> [Given data]
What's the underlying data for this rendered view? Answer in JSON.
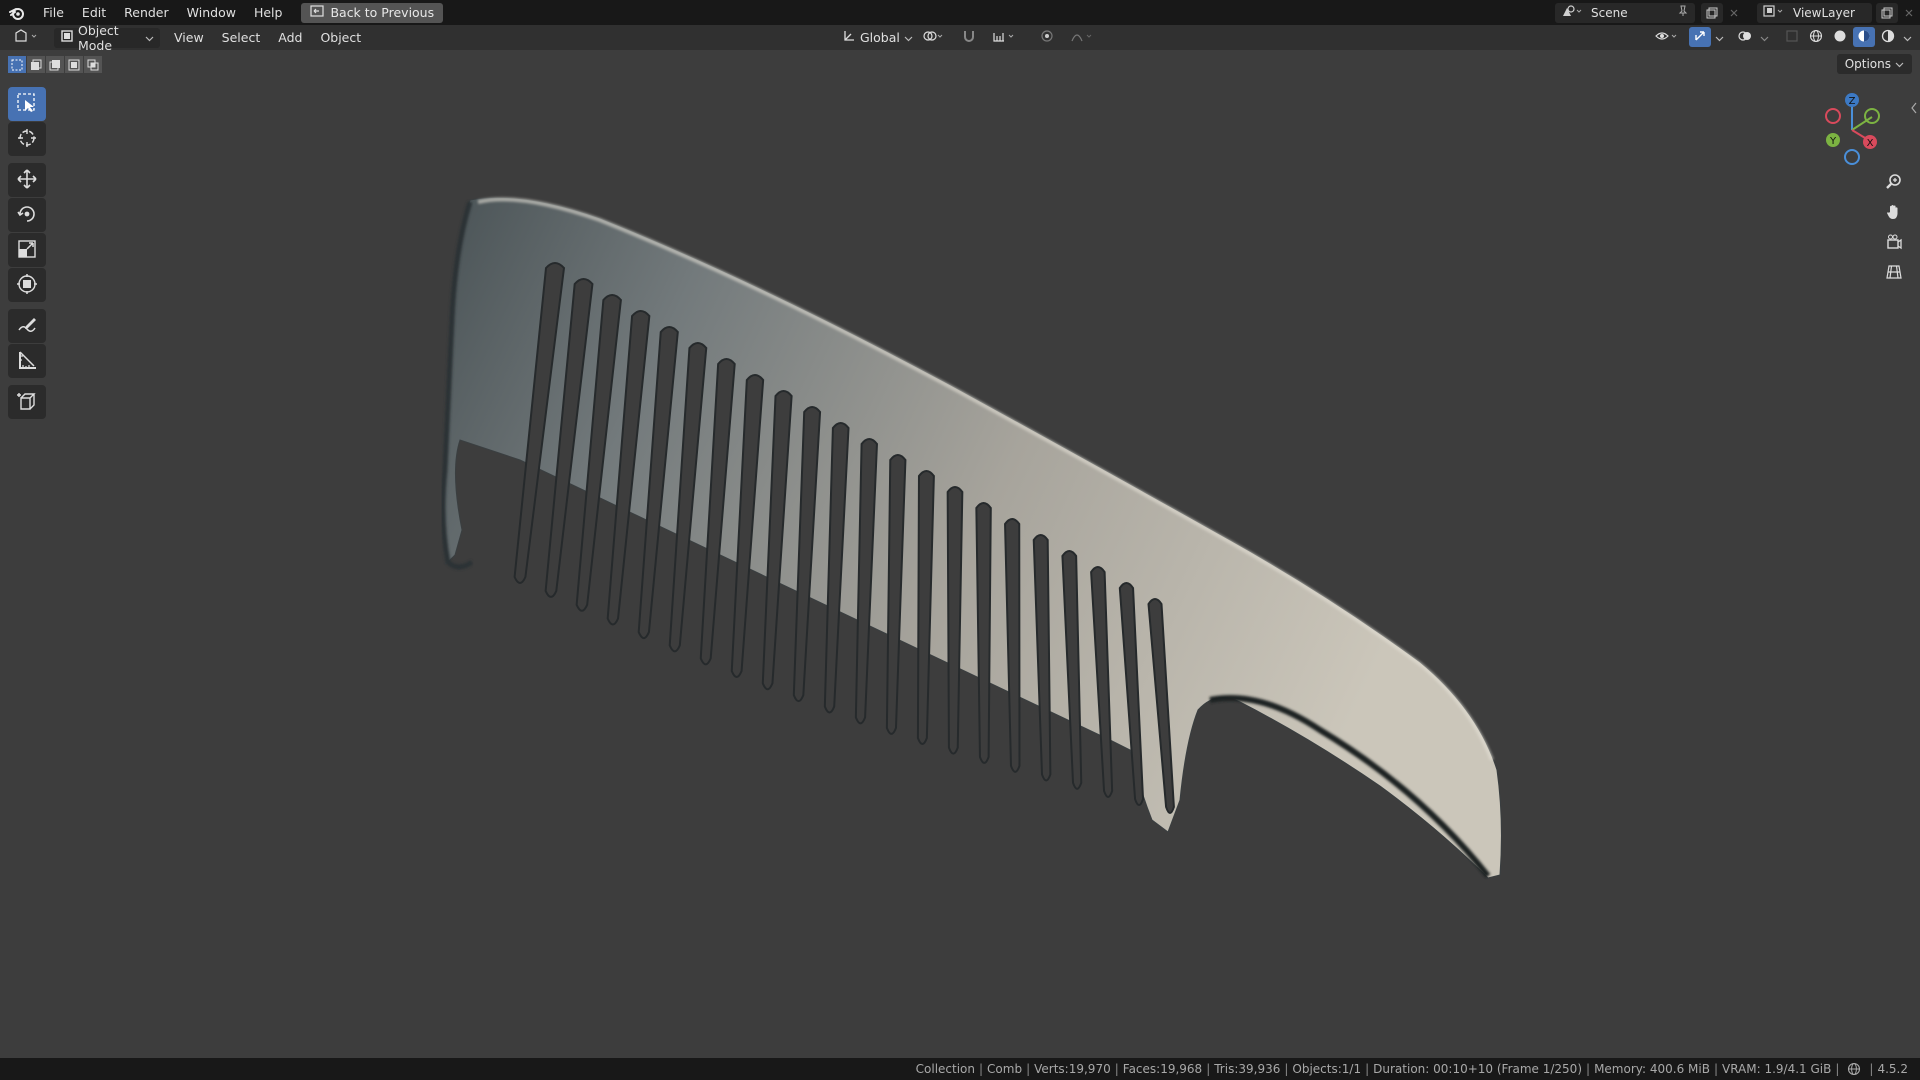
{
  "topbar": {
    "menu": [
      "File",
      "Edit",
      "Render",
      "Window",
      "Help"
    ],
    "back_label": "Back to Previous",
    "scene": "Scene",
    "view_layer": "ViewLayer"
  },
  "header": {
    "mode": "Object Mode",
    "menu": [
      "View",
      "Select",
      "Add",
      "Object"
    ],
    "orientation": "Global"
  },
  "viewport": {
    "options_label": "Options",
    "gizmo": {
      "z": "Z",
      "y": "Y",
      "x": "X"
    }
  },
  "statusbar": {
    "collection": "Collection",
    "object": "Comb",
    "verts": "Verts:19,970",
    "faces": "Faces:19,968",
    "tris": "Tris:39,936",
    "objects": "Objects:1/1",
    "duration": "Duration: 00:10+10 (Frame 1/250)",
    "memory": "Memory: 400.6 MiB",
    "vram": "VRAM: 1.9/4.1 GiB",
    "version": "4.5.2"
  },
  "colors": {
    "accent": "#4772b3",
    "axis_x": "#d94a5c",
    "axis_y": "#8bc34a",
    "axis_z": "#4a8fd9"
  }
}
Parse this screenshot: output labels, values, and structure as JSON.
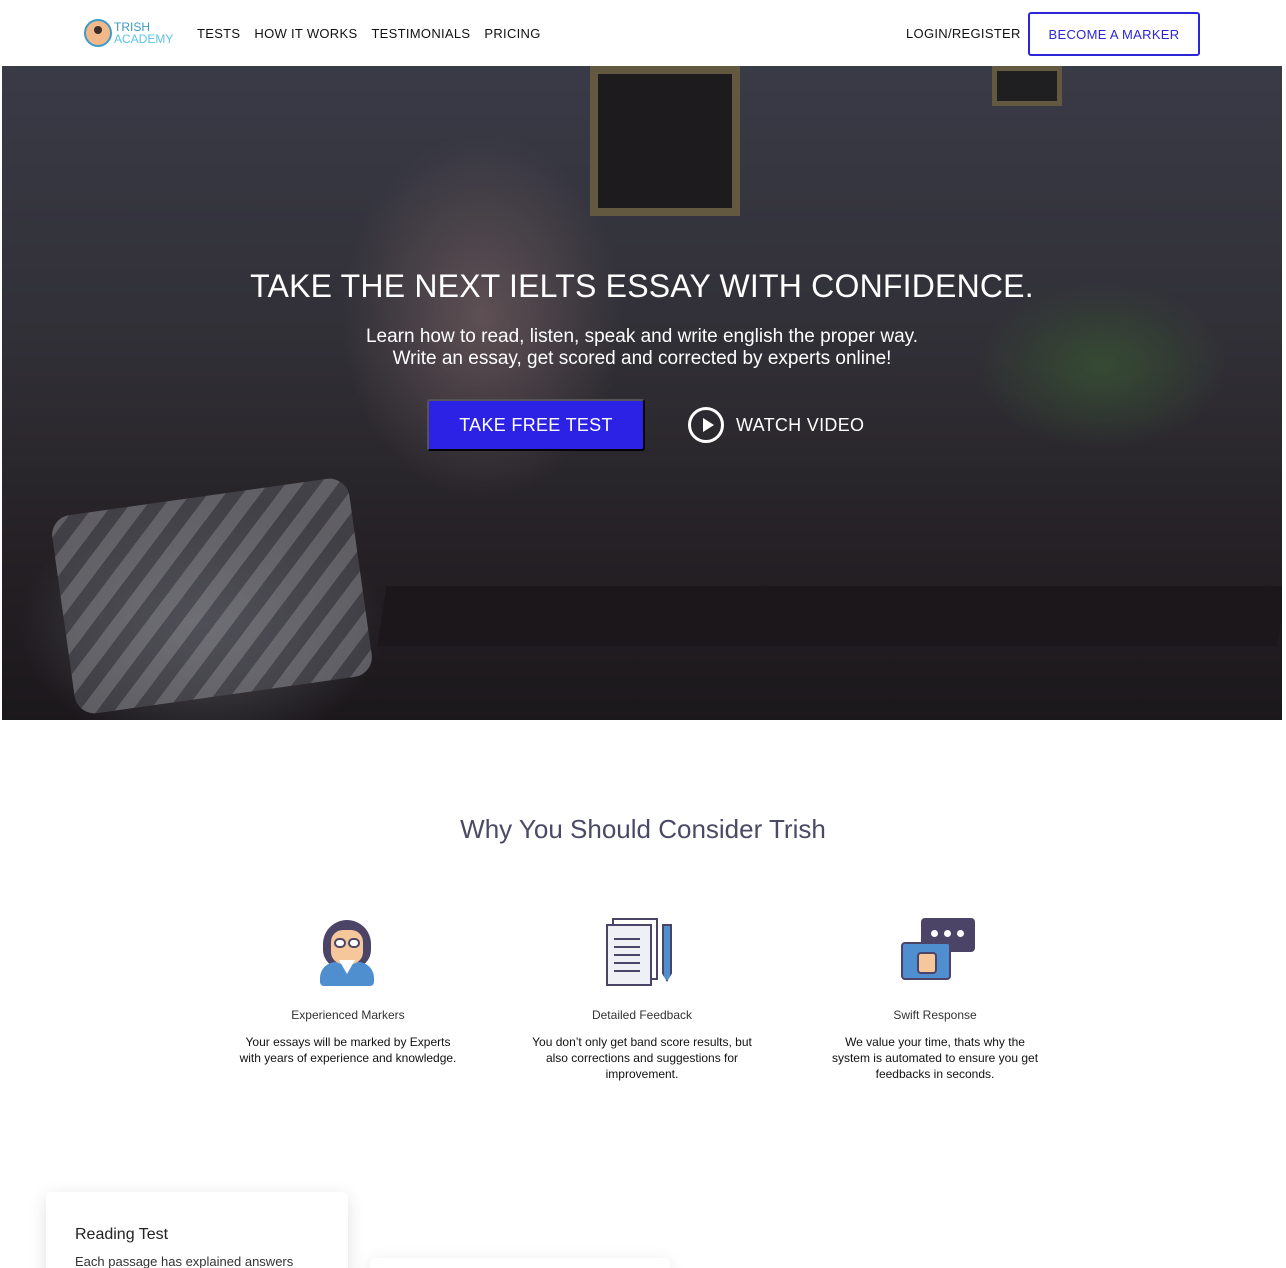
{
  "nav": {
    "logo_line1": "TRISH",
    "logo_line2": "ACADEMY",
    "links": [
      "TESTS",
      "HOW IT WORKS",
      "TESTIMONIALS",
      "PRICING"
    ],
    "login": "LOGIN/REGISTER",
    "marker_button": "BECOME A MARKER"
  },
  "hero": {
    "title": "TAKE THE NEXT IELTS ESSAY WITH CONFIDENCE.",
    "subtitle_line1": "Learn how to read, listen, speak and write english the proper way.",
    "subtitle_line2": "Write an essay, get scored and corrected by experts online!",
    "cta": "TAKE FREE TEST",
    "watch": "WATCH VIDEO"
  },
  "why": {
    "title": "Why You Should Consider Trish",
    "features": [
      {
        "icon": "teacher-icon",
        "title": "Experienced Markers",
        "desc": "Your essays will be marked by Experts with years of experience and knowledge."
      },
      {
        "icon": "document-checklist-icon",
        "title": "Detailed Feedback",
        "desc": "You don’t only get band score results, but also corrections and suggestions for improvement."
      },
      {
        "icon": "chat-thumbs-up-icon",
        "title": "Swift Response",
        "desc": "We value your time, thats why the system is automated to ensure you get feedbacks in seconds."
      }
    ]
  },
  "cards": [
    {
      "title": "Reading Test",
      "desc": "Each passage has explained answers"
    }
  ],
  "colors": {
    "primary": "#2b22e6",
    "heading": "#4a4a66",
    "logo": "#3a9cc8"
  }
}
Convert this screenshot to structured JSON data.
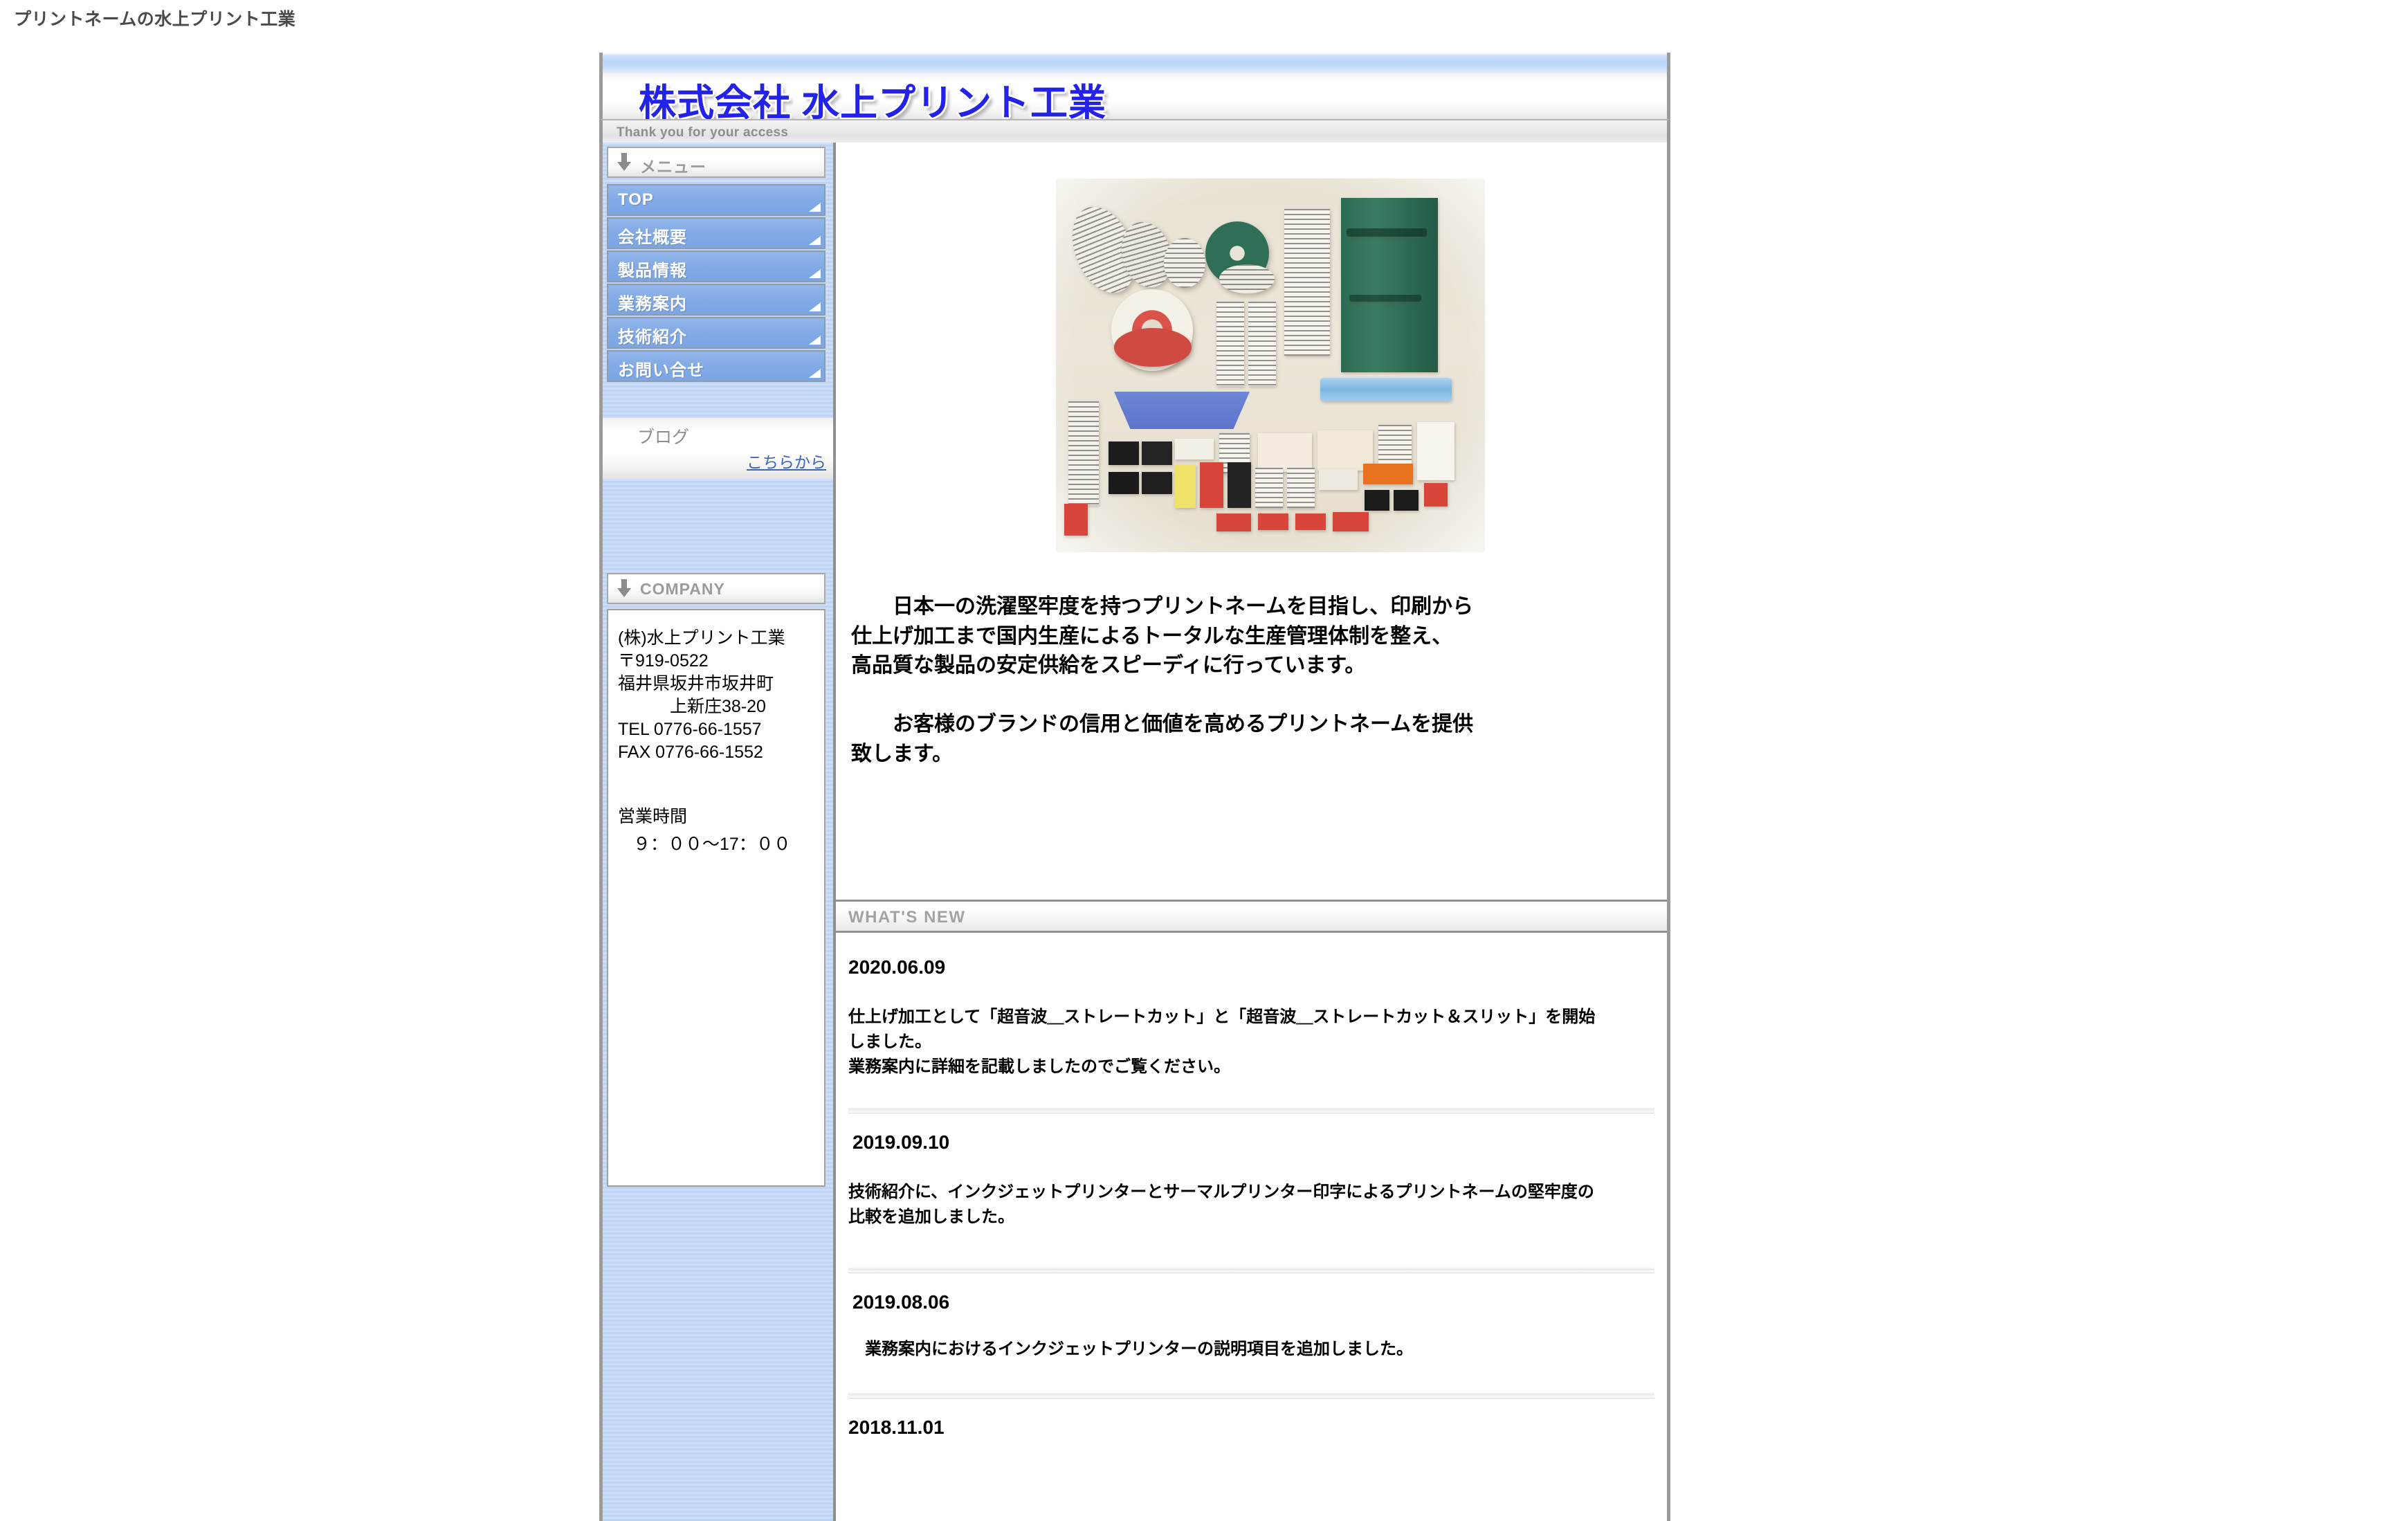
{
  "page": {
    "title_text": "プリントネームの水上プリント工業"
  },
  "header": {
    "logo_text": "株式会社 水上プリント工業",
    "tagline": "Thank you for your access"
  },
  "sidebar": {
    "menu_heading": "メニュー",
    "menu_items": [
      {
        "label": "TOP"
      },
      {
        "label": "会社概要"
      },
      {
        "label": "製品情報"
      },
      {
        "label": "業務案内"
      },
      {
        "label": "技術紹介"
      },
      {
        "label": "お問い合せ"
      }
    ],
    "blog": {
      "title": "ブログ",
      "link_label": "こちらから"
    },
    "company_heading": "COMPANY",
    "company": {
      "address_block": "(株)水上プリント工業\n〒919-0522\n福井県坂井市坂井町\n　　　上新庄38-20\nTEL 0776-66-1557\nFAX 0776-66-1552",
      "hours_label": "営業時間",
      "hours_value": "９：００〜17：００"
    }
  },
  "main": {
    "hero_image_alt": "プリントネーム（洗濯ネーム・ブランドラベル）の製品サンプル",
    "intro_text": "　　日本一の洗濯堅牢度を持つプリントネームを目指し、印刷から\n仕上げ加工まで国内生産によるトータルな生産管理体制を整え、\n高品質な製品の安定供給をスピーディに行っています。\n\n　　お客様のブランドの信用と価値を高めるプリントネームを提供\n致します。",
    "whats_new_heading": "WHAT'S NEW",
    "news": [
      {
        "date": "2020.06.09",
        "body": "仕上げ加工として「超音波＿ストレートカット」と「超音波＿ストレートカット＆スリット」を開始\nしました。\n業務案内に詳細を記載しましたのでご覧ください。"
      },
      {
        "date": "2019.09.10",
        "body": "技術紹介に、インクジェットプリンターとサーマルプリンター印字によるプリントネームの堅牢度の\n比較を追加しました。"
      },
      {
        "date": "2019.08.06",
        "body": "　業務案内におけるインクジェットプリンターの説明項目を追加しました。"
      },
      {
        "date": "2018.11.01",
        "body": ""
      }
    ]
  },
  "colors": {
    "logo_blue": "#2222e8",
    "menu_blue": "#83abe6",
    "sidebar_stripe": "#c3d8f7",
    "link_blue": "#3c63b5",
    "heading_gray": "#a3a3a3",
    "border_gray": "#9a9a9a"
  }
}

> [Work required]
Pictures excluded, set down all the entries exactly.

> [Solution for this exercise]
What's the underlying data for this rendered view? Answer in JSON.
{
  "topbar": {
    "menu": [
      "File",
      "Edit",
      "Render",
      "Window",
      "Help"
    ],
    "back_label": "Back to Previous",
    "scene": "Scene",
    "view_layer": "ViewLayer"
  },
  "header": {
    "mode": "Object Mode",
    "menu": [
      "View",
      "Select",
      "Add",
      "Object"
    ],
    "orientation": "Global"
  },
  "viewport": {
    "options_label": "Options",
    "gizmo": {
      "z": "Z",
      "y": "Y",
      "x": "X"
    }
  },
  "statusbar": {
    "collection": "Collection",
    "object": "Comb",
    "verts": "Verts:19,970",
    "faces": "Faces:19,968",
    "tris": "Tris:39,936",
    "objects": "Objects:1/1",
    "duration": "Duration: 00:10+10 (Frame 1/250)",
    "memory": "Memory: 400.6 MiB",
    "vram": "VRAM: 1.9/4.1 GiB",
    "version": "4.5.2"
  },
  "colors": {
    "accent": "#4772b3",
    "axis_x": "#d94a5c",
    "axis_y": "#8bc34a",
    "axis_z": "#4a8fd9"
  }
}
Parse this screenshot: output labels, values, and structure as JSON.
{
  "nav": {
    "logo_line1": "TRISH",
    "logo_line2": "ACADEMY",
    "links": [
      "TESTS",
      "HOW IT WORKS",
      "TESTIMONIALS",
      "PRICING"
    ],
    "login": "LOGIN/REGISTER",
    "marker_button": "BECOME A MARKER"
  },
  "hero": {
    "title": "TAKE THE NEXT IELTS ESSAY WITH CONFIDENCE.",
    "subtitle_line1": "Learn how to read, listen, speak and write english the proper way.",
    "subtitle_line2": "Write an essay, get scored and corrected by experts online!",
    "cta": "TAKE FREE TEST",
    "watch": "WATCH VIDEO"
  },
  "why": {
    "title": "Why You Should Consider Trish",
    "features": [
      {
        "icon": "teacher-icon",
        "title": "Experienced Markers",
        "desc": "Your essays will be marked by Experts with years of experience and knowledge."
      },
      {
        "icon": "document-checklist-icon",
        "title": "Detailed Feedback",
        "desc": "You don’t only get band score results, but also corrections and suggestions for improvement."
      },
      {
        "icon": "chat-thumbs-up-icon",
        "title": "Swift Response",
        "desc": "We value your time, thats why the system is automated to ensure you get feedbacks in seconds."
      }
    ]
  },
  "cards": [
    {
      "title": "Reading Test",
      "desc": "Each passage has explained answers"
    }
  ],
  "colors": {
    "primary": "#2b22e6",
    "heading": "#4a4a66",
    "logo": "#3a9cc8"
  }
}
Convert this screenshot to structured JSON data.
{
  "page": {
    "title_text": "プリントネームの水上プリント工業"
  },
  "header": {
    "logo_text": "株式会社 水上プリント工業",
    "tagline": "Thank you for your access"
  },
  "sidebar": {
    "menu_heading": "メニュー",
    "menu_items": [
      {
        "label": "TOP"
      },
      {
        "label": "会社概要"
      },
      {
        "label": "製品情報"
      },
      {
        "label": "業務案内"
      },
      {
        "label": "技術紹介"
      },
      {
        "label": "お問い合せ"
      }
    ],
    "blog": {
      "title": "ブログ",
      "link_label": "こちらから"
    },
    "company_heading": "COMPANY",
    "company": {
      "address_block": "(株)水上プリント工業\n〒919-0522\n福井県坂井市坂井町\n　　　上新庄38-20\nTEL 0776-66-1557\nFAX 0776-66-1552",
      "hours_label": "営業時間",
      "hours_value": "９：００〜17：００"
    }
  },
  "main": {
    "hero_image_alt": "プリントネーム（洗濯ネーム・ブランドラベル）の製品サンプル",
    "intro_text": "　　日本一の洗濯堅牢度を持つプリントネームを目指し、印刷から\n仕上げ加工まで国内生産によるトータルな生産管理体制を整え、\n高品質な製品の安定供給をスピーディに行っています。\n\n　　お客様のブランドの信用と価値を高めるプリントネームを提供\n致します。",
    "whats_new_heading": "WHAT'S NEW",
    "news": [
      {
        "date": "2020.06.09",
        "body": "仕上げ加工として「超音波＿ストレートカット」と「超音波＿ストレートカット＆スリット」を開始\nしました。\n業務案内に詳細を記載しましたのでご覧ください。"
      },
      {
        "date": "2019.09.10",
        "body": "技術紹介に、インクジェットプリンターとサーマルプリンター印字によるプリントネームの堅牢度の\n比較を追加しました。"
      },
      {
        "date": "2019.08.06",
        "body": "　業務案内におけるインクジェットプリンターの説明項目を追加しました。"
      },
      {
        "date": "2018.11.01",
        "body": ""
      }
    ]
  },
  "colors": {
    "logo_blue": "#2222e8",
    "menu_blue": "#83abe6",
    "sidebar_stripe": "#c3d8f7",
    "link_blue": "#3c63b5",
    "heading_gray": "#a3a3a3",
    "border_gray": "#9a9a9a"
  }
}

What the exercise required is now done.